China’s environmental problems are causing significant health and economic issues for the country. Coal burning is having a serious impact on people’s health. But China’s pollution is also affecting the economy; between 2000 and 2010 an annual loss of 6.5 per cent of GDP was attributed to pollution and this figure is increasing with industrialisation.
It’s no secret that China is facing serious environmental problems. We’ve seen this “economic prosperity first, environmental protection later” pattern before. Ever since the country opened up and started taking reforms seriously, developed countries have been patting China on the back for their substantial economic growth, while simultaneously shaking their heads at the massive environmental destruction.
But while developed countries point fingers at China and are disappointed with the environmental degradation, they don’t realise they are being hypocritical. They seem to have conveniently forgotten that they did the exact same thing years ago.
Today the US and Britain appear to be highly developed countries, with far less pollution than China. However, we’ve forgotten that they are like this because they were fortunate to have gone through their industrial revolutions more than 200 years ago. Both countries began industrialising around the 1800s, but it wasn’t until the late 1900s that the American and British governments took any environmental action.
When the US and Britain finally took their first real steps to protect the environment, their GDP was similar to what China’s was in 2013: 6,626.
At the same time as these changes were taking place in the US and Britain, China was still in the middle of the Cultural Revolution, with a GDP of 112 in 1970. That means that in just 30 years, they have made serious progress, both economically and environmentally.

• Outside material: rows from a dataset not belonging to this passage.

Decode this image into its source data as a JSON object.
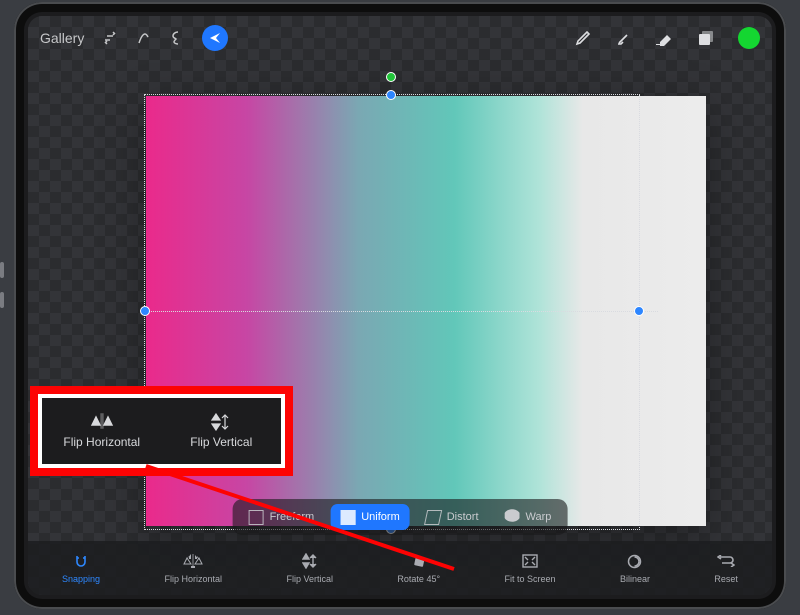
{
  "topbar": {
    "gallery_label": "Gallery"
  },
  "mode": {
    "freeform": "Freeform",
    "uniform": "Uniform",
    "distort": "Distort",
    "warp": "Warp"
  },
  "actions": {
    "snapping": "Snapping",
    "flip_h": "Flip Horizontal",
    "flip_v": "Flip Vertical",
    "rotate": "Rotate 45°",
    "fit": "Fit to Screen",
    "bilinear": "Bilinear",
    "reset": "Reset"
  },
  "callout": {
    "flip_h": "Flip Horizontal",
    "flip_v": "Flip Vertical"
  },
  "colors": {
    "accent": "#1f77ff",
    "swatch": "#14d631",
    "highlight": "#fd0303"
  }
}
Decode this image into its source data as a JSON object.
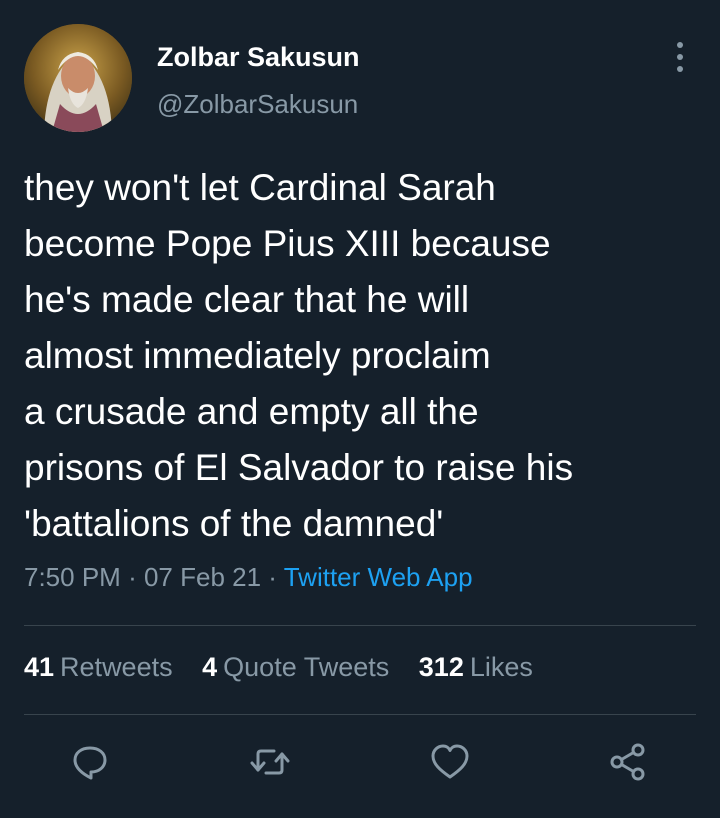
{
  "user": {
    "name": "Zolbar Sakusun",
    "handle": "@ZolbarSakusun"
  },
  "tweet": {
    "text": "they won't let Cardinal Sarah\nbecome Pope Pius XIII because\nhe's made clear that he will\nalmost immediately proclaim\na crusade and empty all the\nprisons of El Salvador to raise his\n'battalions of the damned'",
    "time": "7:50 PM",
    "separator": "·",
    "date": "07 Feb 21",
    "source": "Twitter Web App"
  },
  "stats": {
    "retweets_count": "41",
    "retweets_label": "Retweets",
    "quotes_count": "4",
    "quotes_label": "Quote Tweets",
    "likes_count": "312",
    "likes_label": "Likes"
  },
  "icons": {
    "more": "more-vertical-icon",
    "reply": "reply-icon",
    "retweet": "retweet-icon",
    "like": "heart-icon",
    "share": "share-icon"
  },
  "colors": {
    "background": "#15202b",
    "secondary_text": "#8899a6",
    "link": "#1da1f2",
    "divider": "#38444d"
  }
}
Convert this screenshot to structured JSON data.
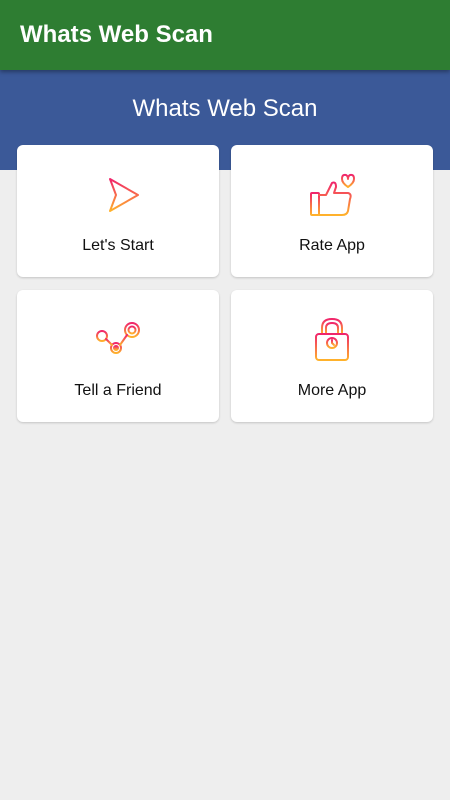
{
  "app_bar": {
    "title": "Whats Web Scan"
  },
  "header": {
    "title": "Whats Web Scan"
  },
  "menu": [
    {
      "label": "Let's Start",
      "icon": "play-arrow-icon"
    },
    {
      "label": "Rate App",
      "icon": "thumbs-up-heart-icon"
    },
    {
      "label": "Tell a Friend",
      "icon": "share-nodes-icon"
    },
    {
      "label": "More App",
      "icon": "lock-bag-icon"
    }
  ],
  "colors": {
    "app_bar": "#2e7d32",
    "header": "#3b5998",
    "background": "#eeeeee",
    "icon_gradient_start": "#f0246b",
    "icon_gradient_end": "#ffb22b"
  }
}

The US and Britain went through 100 years of industrial revolution before they stopped to think about the environment. China on the other hand, brought in environmental laws at the same time as industrial changes. Instead of talking down to China, the US and UK should encourage her to continue to make better decisions than they did.